About this task: I need every line of the material below that includes the string "save".

Data supplied:

>>>>

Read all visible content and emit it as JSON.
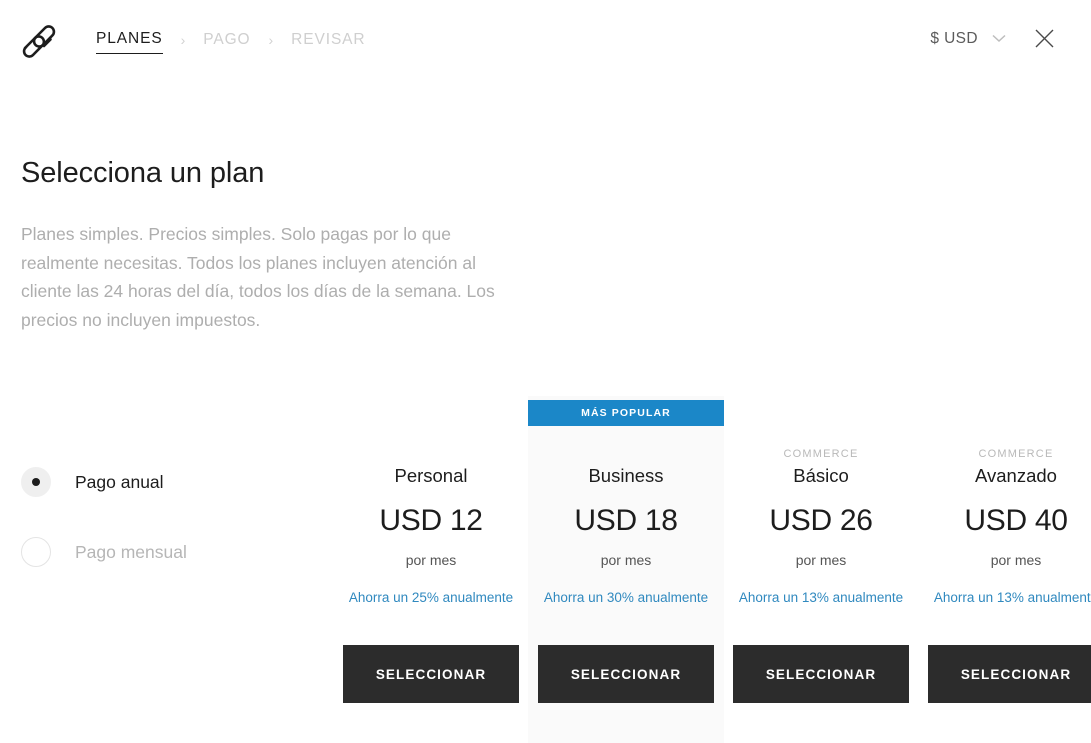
{
  "header": {
    "logo_name": "squarespace-logo",
    "breadcrumb": [
      {
        "label": "PLANES",
        "state": "active"
      },
      {
        "label": "PAGO",
        "state": "inactive"
      },
      {
        "label": "REVISAR",
        "state": "inactive"
      }
    ],
    "separator": "›",
    "currency": {
      "label": "$ USD"
    },
    "close_label": "✕"
  },
  "intro": {
    "title": "Selecciona un plan",
    "description": "Planes simples. Precios simples. Solo pagas por lo que realmente necesitas. Todos los planes incluyen atención al cliente las 24 horas del día, todos los días de la semana. Los precios no incluyen impuestos."
  },
  "billing": {
    "options": [
      {
        "label": "Pago anual",
        "selected": true
      },
      {
        "label": "Pago mensual",
        "selected": false
      }
    ]
  },
  "plans": {
    "popular_badge": "MÁS POPULAR",
    "cta_label": "SELECCIONAR",
    "items": [
      {
        "eyebrow": "",
        "name": "Personal",
        "price": "USD 12",
        "period": "por mes",
        "save": "Ahorra un 25% anualmente",
        "popular": false
      },
      {
        "eyebrow": "",
        "name": "Business",
        "price": "USD 18",
        "period": "por mes",
        "save": "Ahorra un 30% anualmente",
        "popular": true
      },
      {
        "eyebrow": "COMMERCE",
        "name": "Básico",
        "price": "USD 26",
        "period": "por mes",
        "save": "Ahorra un 13% anualmente",
        "popular": false
      },
      {
        "eyebrow": "COMMERCE",
        "name": "Avanzado",
        "price": "USD 40",
        "period": "por mes",
        "save": "Ahorra un 13% anualmente",
        "popular": false
      }
    ]
  },
  "colors": {
    "accent_blue": "#1b87c8",
    "link_blue": "#3089bf",
    "cta_dark": "#2c2c2c",
    "muted_text": "#aeaeae"
  }
}
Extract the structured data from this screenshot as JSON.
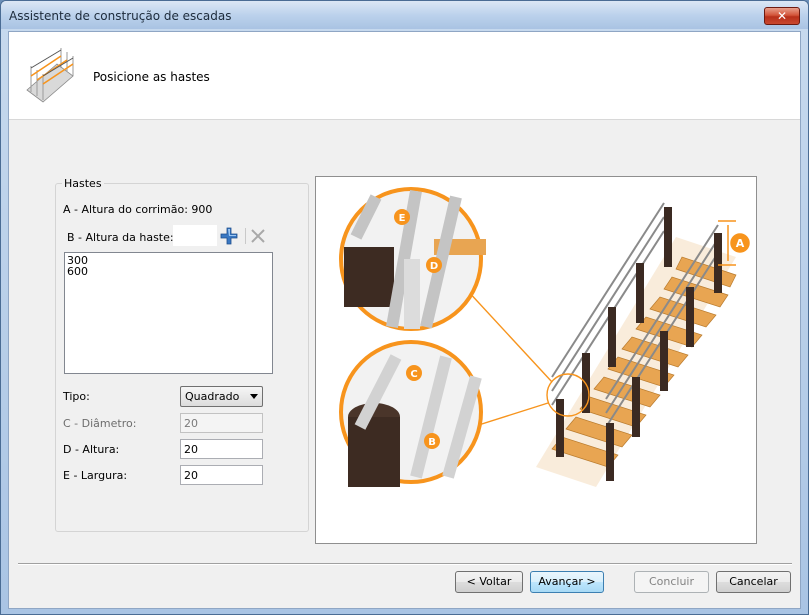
{
  "window": {
    "title": "Assistente de construção de escadas",
    "close_glyph": "✕"
  },
  "header": {
    "title": "Posicione as hastes",
    "icon": "staircase-icon"
  },
  "group": {
    "legend": "Hastes",
    "rail_height_label": "A - Altura do corrimão: 900",
    "haste_height_label": "B - Altura da haste:",
    "haste_input_value": "",
    "add_icon": "plus-icon",
    "delete_icon": "x-icon",
    "list_values": [
      "300",
      "600"
    ],
    "tipo_label": "Tipo:",
    "tipo_value": "Quadrado",
    "diametro_label": "C - Diâmetro:",
    "diametro_value": "20",
    "altura_label": "D - Altura:",
    "altura_value": "20",
    "largura_label": "E - Largura:",
    "largura_value": "20"
  },
  "illustration": {
    "labels": [
      "A",
      "B",
      "C",
      "D",
      "E"
    ],
    "accent_color": "#f7941d"
  },
  "footer": {
    "back_label": "< Voltar",
    "next_label": "Avançar >",
    "finish_label": "Concluir",
    "cancel_label": "Cancelar"
  }
}
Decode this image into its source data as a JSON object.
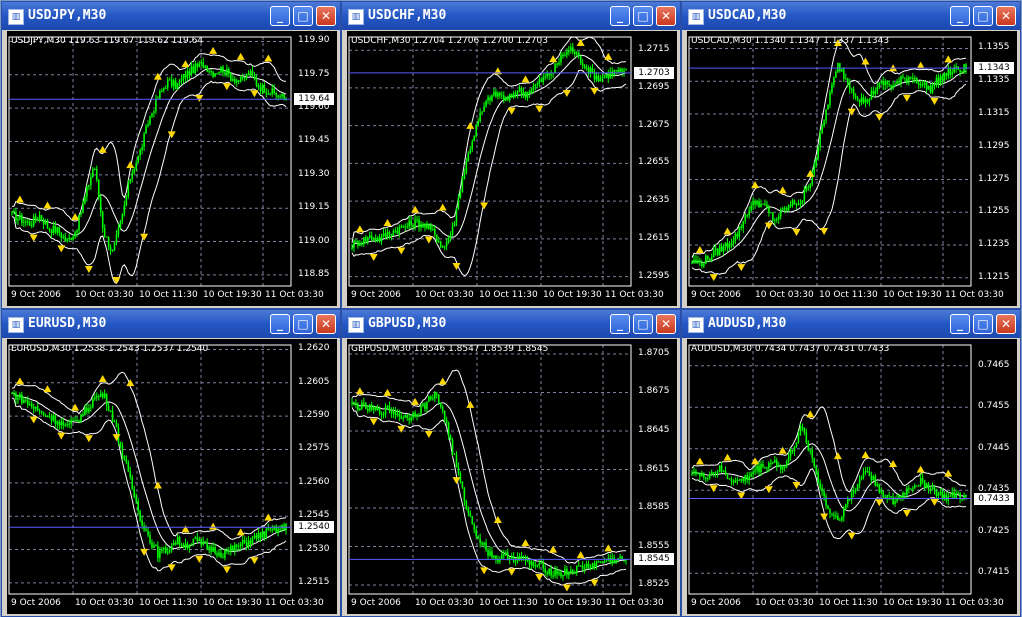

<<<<

Output for this exercise:
        "save": "Ahorra un 25% anualmente",
        "save": "Ahorra un 30% anualmente",
        "save": "Ahorra un 13% anualmente",
        "save": "Ahorra un 13% anualmente",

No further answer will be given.